Algebra and Beyond
As you move into the sequels provided on the website, there's a lot of higher level math. Depending on the question, the problem-solving is fun. I worked with a high school group of math teachers who found it extremely challenging to solve the question:
What path to the taco cart would take the least amount of time?
Overall, this is such a fun and meaningful task. Dan has given us a treat! Today, my students did such a great job arguing, sharing theories, identifying variables, and using their intuition even before I unveiled any information from Act 2. It was awesome! I'm avoiding the use of the Pythagorean Theorem this round.
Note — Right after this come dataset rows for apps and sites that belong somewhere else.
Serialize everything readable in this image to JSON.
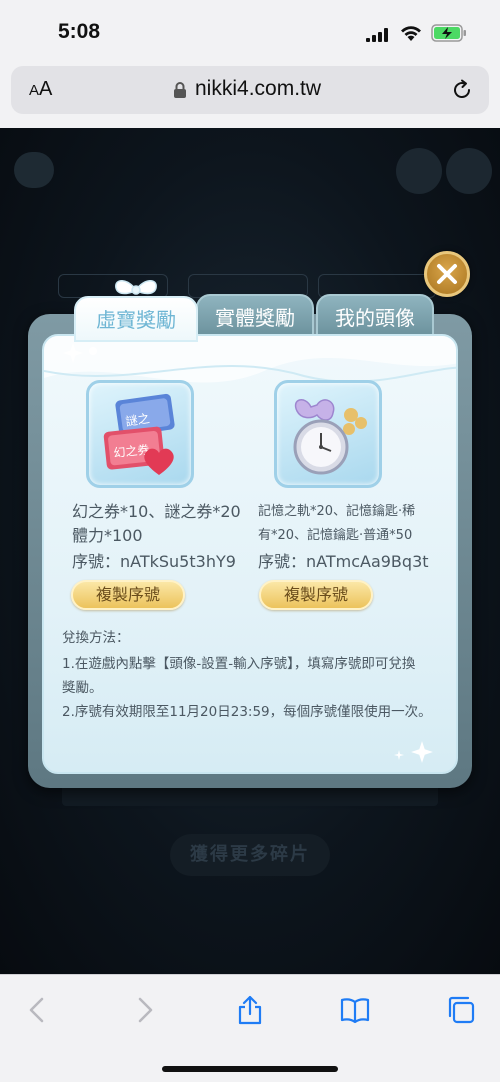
{
  "status_bar": {
    "time": "5:08",
    "icons": [
      "signal-icon",
      "wifi-icon",
      "battery-charging-icon"
    ]
  },
  "browser": {
    "aa_label_small": "A",
    "aa_label_large": "A",
    "url": "nikki4.com.tw",
    "icons": [
      "lock-icon",
      "reload-icon"
    ]
  },
  "page": {
    "more_button": "獲得更多碎片"
  },
  "modal": {
    "tabs": [
      {
        "label": "虛寶獎勵",
        "active": true
      },
      {
        "label": "實體獎勵",
        "active": false
      },
      {
        "label": "我的頭像",
        "active": false
      }
    ],
    "rewards": [
      {
        "icon": "tickets-icon",
        "line1": "幻之券*10、謎之券*20",
        "line2": "體力*100",
        "serial": "序號：nATkSu5t3hY9",
        "copy_label": "複製序號"
      },
      {
        "icon": "pocket-watch-icon",
        "line1": "記憶之軌*20、記憶鑰匙·稀",
        "line2": "有*20、記憶鑰匙·普通*50",
        "serial": "序號：nATmcAa9Bq3t",
        "copy_label": "複製序號"
      }
    ],
    "instructions": {
      "title": "兌換方法：",
      "step1a": "1.在遊戲內點擊【頭像-設置-輸入序號】，填寫序號即可兌換",
      "step1b": "獎勵。",
      "step2": "2.序號有效期限至11月20日23:59，每個序號僅限使用一次。"
    }
  },
  "colors": {
    "tab_active_text": "#6fb6d4",
    "copy_button": "#ecc35c",
    "close_button": "#c28b35"
  },
  "toolbar": {
    "icons": [
      "back-icon",
      "forward-icon",
      "share-icon",
      "bookmarks-icon",
      "tabs-icon"
    ]
  }
}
I went Fawn-style by giving students only one dimension on their Act 2 handout. So good!

Tacos por favor,

Thursday, June 25, 2015

How Much Is Your Name Worth?

Starting next week, I'll be back in the classroom with my own roster of students. I'm super pumped and plan to be really active on this blog...  I plan to do a mixture of blogging about ideas before I use them with students and after I use them.

I need to quickly learn the names of my students on Day 1, especially since I'll only be with them for only 20 days. I'll probably do the Name Tent activity and Class Height activities found here. However, I want to establish some mathematical tones as well. For example, most tasks/activities will require students to:
  • make guesses (too low, too high, just right)
  • submit data
  • collect data
  • sort data
  • use the data
  • measure
  • problem-solve
  • make predictions
  • use technology
How much is your name worth?
If each letter of the alphabet was worth its place in the alphabet, how much is your name worth?
For example:
A-N-D-R-E-W would be 1 + 14 + 4 + 18 + 5 + 23 = 65

Figure out how many points your name is and submit it here:

What name will have the lowest points?
What name will have the highest points?
What will be the class average?

If this is golf, the lowest wins.
If this is basketball, the highest wins.
If I want the class average, what would that be?
  • Students will submit their values using Google Forms.
  • We learn how to sort the data in Google Sheets.
  • We can answer our questions.
  • We can use the data to predict the value of the next person that walks into our class, or the principal, or a parent, a stranger, etc.
This should not necessarily last that long, but there will be parts of the process that will be important to being more successful and efficient during our time together.

Name value,